"It's not just any World Series for us, it's the World Series after Hurricane Harvey," Turner said. "It epitomizes our rebuilding, our recovering, and it's about the spirit of the city. It's not just about the game, or the players on the field. Every time the Astros go on the field, 2.3 million Houstonians are right there with them in spirit on the field."
After Alex Bregman's walk-off hit in the 10th inning sealed a 13-12 win for the Astros in Game 5 to give them a 3-2 Series lead, Turner spoke to MLB.com on his way out of the ballpark:
"Much respect to the L.A. Dodgers, but this is just our moment. An amazing game for an incredible city after Hurricane Harvey. Like we were saying, we have to earn it. Tonight, we earned it."
There are still reminders of what Harvey wrought all over the region, but you also see the "Earn History" and "Go Astros" signs everywhere you look, and Turner is proud of his town.
"This World Series is about our resilience, our character, it's about who we are," he said. "When ... you've had 50 inches of rainfall and 27 trillion gallons, and yet you are still standing ... The recovery has been fantastic, this hurricane brought about a great deal of unity, togetherness. So for these games, when they're out there playing, look -- you are out cheering and clapping like never before. Because you want the world to know: We are still Houston, we are Houston Strong, and the Astros are literally carrying this city right now on their backs.

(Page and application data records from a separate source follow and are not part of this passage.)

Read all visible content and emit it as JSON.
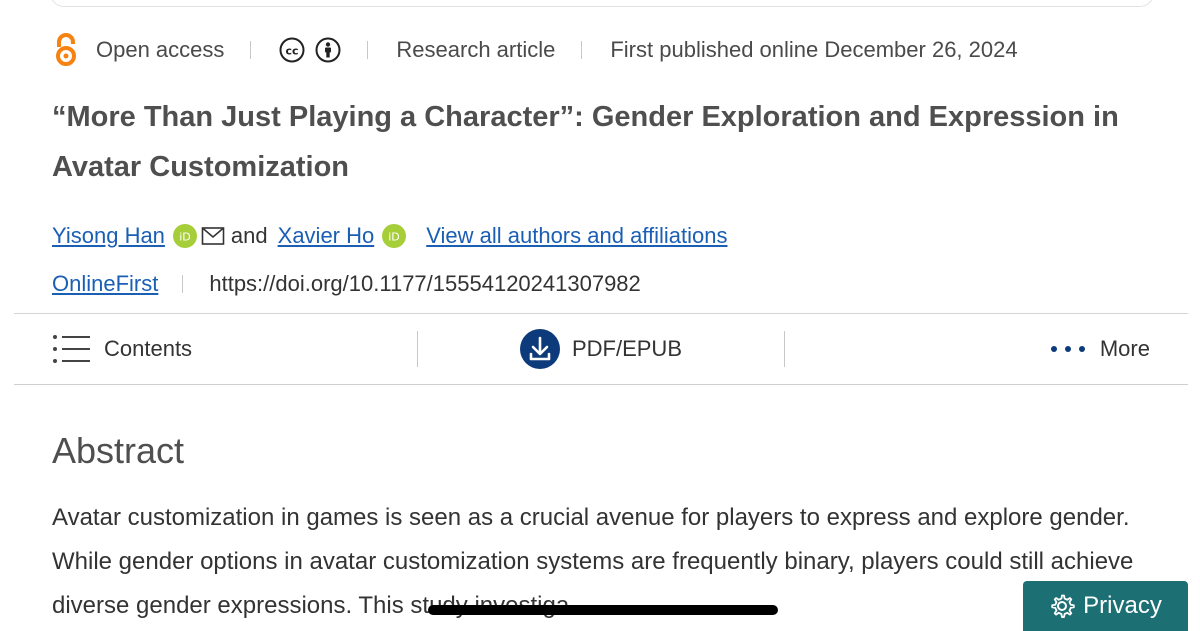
{
  "meta": {
    "open_access": "Open access",
    "article_type": "Research article",
    "published": "First published online December 26, 2024"
  },
  "article": {
    "title": "“More Than Just Playing a Character”: Gender Exploration and Expression in Avatar Customization",
    "author1": "Yisong Han",
    "and": "and",
    "author2": "Xavier Ho",
    "view_all": "View all authors and affiliations",
    "online_first": "OnlineFirst",
    "doi": "https://doi.org/10.1177/15554120241307982"
  },
  "toolbar": {
    "contents": "Contents",
    "pdf": "PDF/EPUB",
    "more": "More"
  },
  "abstract": {
    "heading": "Abstract",
    "text": "Avatar customization in games is seen as a crucial avenue for players to express and explore gender. While gender options in avatar customization systems are frequently binary, players could still achieve diverse gender expressions. This study investiga"
  },
  "privacy": {
    "label": "Privacy"
  },
  "icons": {
    "open_access": "open-access-icon",
    "cc": "cc-icon",
    "by": "attribution-icon",
    "orcid": "orcid-icon",
    "mail": "mail-icon",
    "contents": "hamburger-icon",
    "pdf": "download-icon",
    "more": "more-dots-icon",
    "privacy": "gear-icon"
  },
  "colors": {
    "link": "#1a5fb4",
    "orcid": "#a6ce39",
    "open_access": "#f68212",
    "pdf_button": "#0c3a7a",
    "privacy_bg": "#1c6f73"
  }
}
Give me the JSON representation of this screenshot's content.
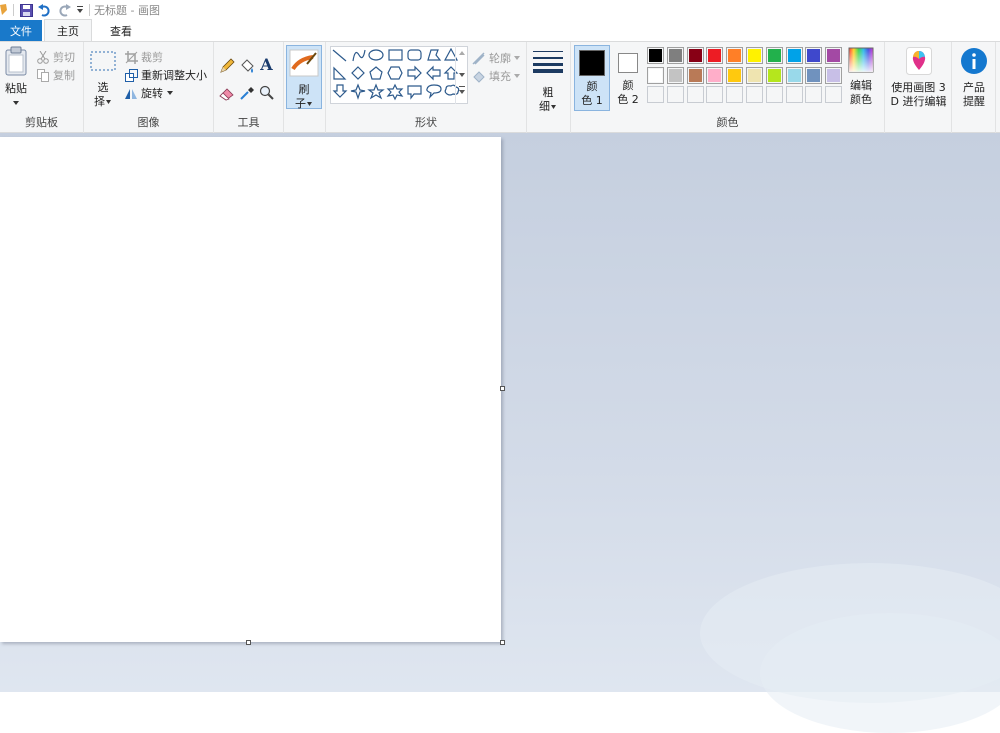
{
  "window": {
    "title": "无标题 - 画图"
  },
  "tabs": {
    "file": "文件",
    "home": "主页",
    "view": "查看"
  },
  "clipboard": {
    "paste": "粘贴",
    "cut": "剪切",
    "copy": "复制",
    "group": "剪贴板"
  },
  "image": {
    "select_1": "选",
    "select_2": "择",
    "crop": "裁剪",
    "resize": "重新调整大小",
    "rotate": "旋转",
    "group": "图像"
  },
  "tools": {
    "group": "工具",
    "text_tool": "A"
  },
  "brushes": {
    "label_1": "刷",
    "label_2": "子"
  },
  "shapes": {
    "outline": "轮廓",
    "fill": "填充",
    "group": "形状"
  },
  "size": {
    "label_1": "粗",
    "label_2": "细"
  },
  "colors": {
    "color1_1": "颜",
    "color1_2": "色 1",
    "color2_1": "颜",
    "color2_2": "色 2",
    "edit_1": "编辑",
    "edit_2": "颜色",
    "group": "颜色",
    "color1_value": "#000000",
    "color2_value": "#ffffff",
    "palette_row1": [
      "#000000",
      "#7f7f7f",
      "#880015",
      "#ed1c24",
      "#ff7f27",
      "#fff200",
      "#22b14c",
      "#00a2e8",
      "#3f48cc",
      "#a349a4"
    ],
    "palette_row2": [
      "#ffffff",
      "#c3c3c3",
      "#b97a57",
      "#ffaec9",
      "#ffc90e",
      "#efe4b0",
      "#b5e61d",
      "#99d9ea",
      "#7092be",
      "#c8bfe7"
    ]
  },
  "paint3d": {
    "label_1": "使用画图 3",
    "label_2": "D 进行编辑"
  },
  "product": {
    "label_1": "产品",
    "label_2": "提醒"
  }
}
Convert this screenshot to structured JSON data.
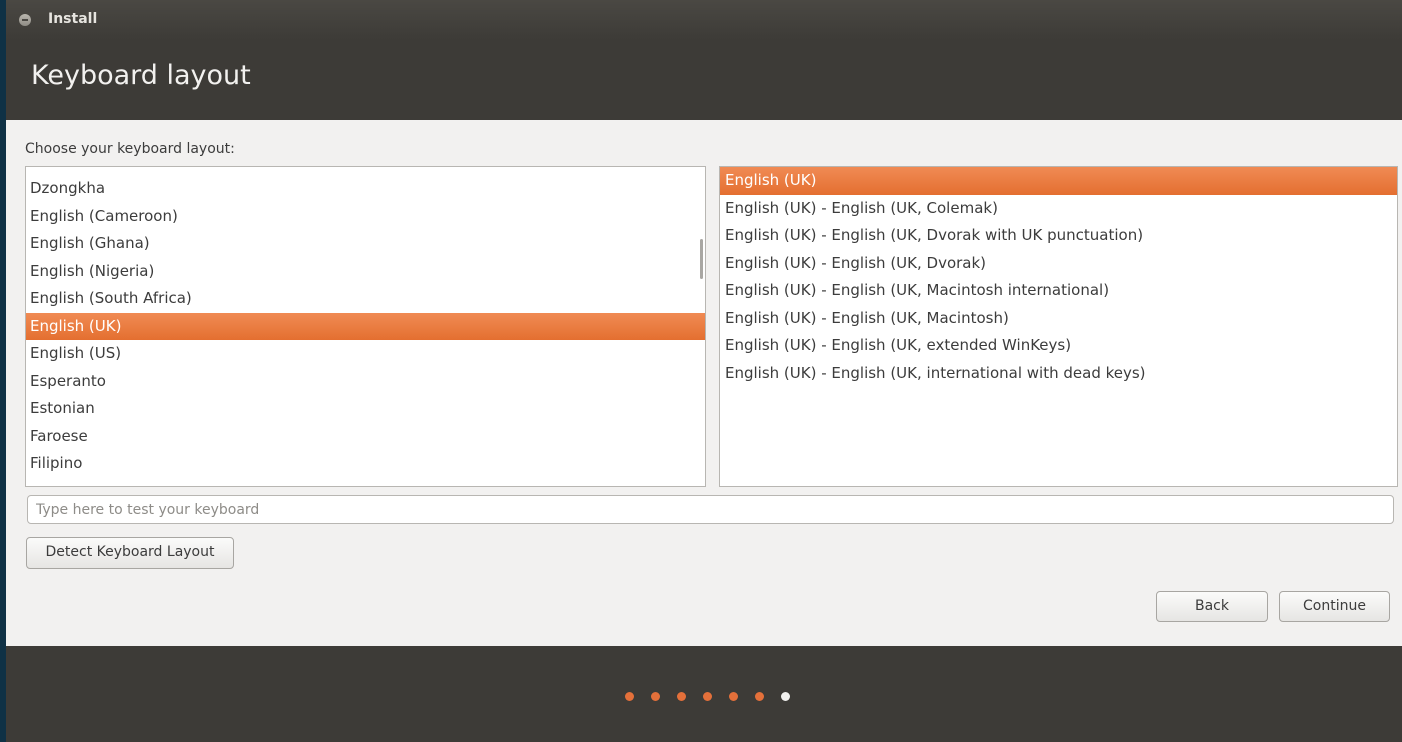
{
  "window": {
    "title": "Install"
  },
  "header": {
    "title": "Keyboard layout"
  },
  "main": {
    "prompt": "Choose your keyboard layout:",
    "layouts": [
      {
        "label": "Dzongkha",
        "selected": false
      },
      {
        "label": "English (Cameroon)",
        "selected": false
      },
      {
        "label": "English (Ghana)",
        "selected": false
      },
      {
        "label": "English (Nigeria)",
        "selected": false
      },
      {
        "label": "English (South Africa)",
        "selected": false
      },
      {
        "label": "English (UK)",
        "selected": true
      },
      {
        "label": "English (US)",
        "selected": false
      },
      {
        "label": "Esperanto",
        "selected": false
      },
      {
        "label": "Estonian",
        "selected": false
      },
      {
        "label": "Faroese",
        "selected": false
      },
      {
        "label": "Filipino",
        "selected": false
      }
    ],
    "variants": [
      {
        "label": "English (UK)",
        "selected": true
      },
      {
        "label": "English (UK) - English (UK, Colemak)",
        "selected": false
      },
      {
        "label": "English (UK) - English (UK, Dvorak with UK punctuation)",
        "selected": false
      },
      {
        "label": "English (UK) - English (UK, Dvorak)",
        "selected": false
      },
      {
        "label": "English (UK) - English (UK, Macintosh international)",
        "selected": false
      },
      {
        "label": "English (UK) - English (UK, Macintosh)",
        "selected": false
      },
      {
        "label": "English (UK) - English (UK, extended WinKeys)",
        "selected": false
      },
      {
        "label": "English (UK) - English (UK, international with dead keys)",
        "selected": false
      }
    ],
    "test_input": {
      "placeholder": "Type here to test your keyboard",
      "value": ""
    },
    "detect_button": "Detect Keyboard Layout",
    "back_button": "Back",
    "continue_button": "Continue"
  },
  "progress": {
    "total_steps": 7,
    "completed_steps": 6
  },
  "colors": {
    "accent": "#e46f30",
    "window_bg": "#3d3b37",
    "content_bg": "#f2f1f0"
  }
}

"If they thought it was loud at the end of the seventh game against the Yankees, and then the first game where we won in the World Series, you wait till it's done. But we are taking one game at a time. I have a lot of respect for the Los Angeles Dodgers. Harvey couldn't keep us down. Boston couldn't keep us out. The New York Yankees couldn't keep us out. And the L.A. Dodgers will not deny us the World Series."
Sunday's night Game 5 was the final baseball game in 2017 in these emotion-packed parts. The Series will move to Los Angeles for Game 6 on Tuesday night, and then a Game 7 at Dodger Stadium on Wednesday if necessary. Whatever happens, you can expect the Astros to receive a heroes' return because of what they have done to help lift this city's spirits.
Who knows? The city could go from streets filled with floating rescue boats to streets filled with parade floats.
"Let's just say, I'm always positive," Turner said. "I don't assume the worst. You know, we will see what happens. If it's destined for it to be, it will be. Let me just put it that way. There's a lot of excitement. You can't find one Houstonian in this region that's not excited about these Astros.
"Wouldn't that be a story? To come from being 50 inches underwater, to millions on the streets applauding -- even while we seek to rebuild our own homes. And that's what's so crazy about this. You've got thousands of people in the city that are still building, working to remediate and repair their homes. They've either got their television turned on or they're at some sports bar or they're in the stadium, even while they are going through a lot of stuff.
"I'm biased, but it's an incredible city. FEMA told me it would take four to six months to clean up the city and remove debris on the first wave. We did that three weeks ago."
Per tradition, there is a friendly wager between the two World Series mayors. The bet calls for Turner to take Killen's Barbecue to Los Angeles if the Dodgers clinch, and for L.A. Mayor Eric Garcetti to take Korean BBQ and beer to Turner at Killen's if Houston wins it all.
Turner believes most of the U.S. has somewhat adopted the Astros, at least people outside Los Angeles. Though the Dodgers do have a massive fan base, there is probably some truth to Turner's stance.
"I know that there are a lot of people throughout the country who are certainly supportive of Houston and want to send positive vibes to Houston," Turner said. "There's no question about that. It's no disrespect to L.A., but I think people recognize the city, end of August, September, what we faced. People saw the city underwater, and the region, during Hurricane Harvey. And the fact that we find ourselves in the World Series, I think it resonates with a lot of people throughout the country.
"Quite frankly, that's what we do as Americans. We deal with challenges, but we don't stay down. We rise to the occasion. And Americans understand that -- never die, never give up, don't complain, just make it happen, that can-do spirit -- that's what's on display in this World Series. It's a can-do spirit. Even though you may have been dealt a bad hand, we're going to play the hand we were dealt, and we are going to be victorious at the end."
Mark Newman is enterprise editor of MLB.com and a baseball writer since 1990. Follow him on Twitter @Marathoner and read and join other baseball fans on his MLB.com/blogs hub.